▶ Task to carry out: Nothing in the data may be altered; restate all of it exactly.
[Opening Material provided section]
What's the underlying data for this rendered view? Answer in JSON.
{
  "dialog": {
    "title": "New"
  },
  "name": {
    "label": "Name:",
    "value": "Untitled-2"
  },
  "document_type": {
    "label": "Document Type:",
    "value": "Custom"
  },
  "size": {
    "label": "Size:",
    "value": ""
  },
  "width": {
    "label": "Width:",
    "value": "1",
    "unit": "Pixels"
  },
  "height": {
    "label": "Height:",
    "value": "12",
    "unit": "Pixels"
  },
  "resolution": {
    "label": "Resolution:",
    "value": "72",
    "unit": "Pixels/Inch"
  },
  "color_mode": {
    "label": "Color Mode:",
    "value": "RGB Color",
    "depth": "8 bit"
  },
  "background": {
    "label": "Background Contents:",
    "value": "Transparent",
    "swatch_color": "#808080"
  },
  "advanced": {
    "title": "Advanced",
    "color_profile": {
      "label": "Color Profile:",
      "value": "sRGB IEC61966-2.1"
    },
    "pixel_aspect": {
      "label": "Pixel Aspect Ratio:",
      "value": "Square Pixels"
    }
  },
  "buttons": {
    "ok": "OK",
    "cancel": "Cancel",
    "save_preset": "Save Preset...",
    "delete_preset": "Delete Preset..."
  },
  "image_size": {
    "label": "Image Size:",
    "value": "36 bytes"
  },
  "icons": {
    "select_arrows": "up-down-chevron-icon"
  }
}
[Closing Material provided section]
▶ Solution for this problem:
What's the underlying data for this rendered view? Answer in JSON.
{
  "dialog": {
    "title": "New"
  },
  "name": {
    "label": "Name:",
    "value": "Untitled-2"
  },
  "document_type": {
    "label": "Document Type:",
    "value": "Custom"
  },
  "size": {
    "label": "Size:",
    "value": ""
  },
  "width": {
    "label": "Width:",
    "value": "1",
    "unit": "Pixels"
  },
  "height": {
    "label": "Height:",
    "value": "12",
    "unit": "Pixels"
  },
  "resolution": {
    "label": "Resolution:",
    "value": "72",
    "unit": "Pixels/Inch"
  },
  "color_mode": {
    "label": "Color Mode:",
    "value": "RGB Color",
    "depth": "8 bit"
  },
  "background": {
    "label": "Background Contents:",
    "value": "Transparent",
    "swatch_color": "#808080"
  },
  "advanced": {
    "title": "Advanced",
    "color_profile": {
      "label": "Color Profile:",
      "value": "sRGB IEC61966-2.1"
    },
    "pixel_aspect": {
      "label": "Pixel Aspect Ratio:",
      "value": "Square Pixels"
    }
  },
  "buttons": {
    "ok": "OK",
    "cancel": "Cancel",
    "save_preset": "Save Preset...",
    "delete_preset": "Delete Preset..."
  },
  "image_size": {
    "label": "Image Size:",
    "value": "36 bytes"
  },
  "icons": {
    "select_arrows": "up-down-chevron-icon"
  }
}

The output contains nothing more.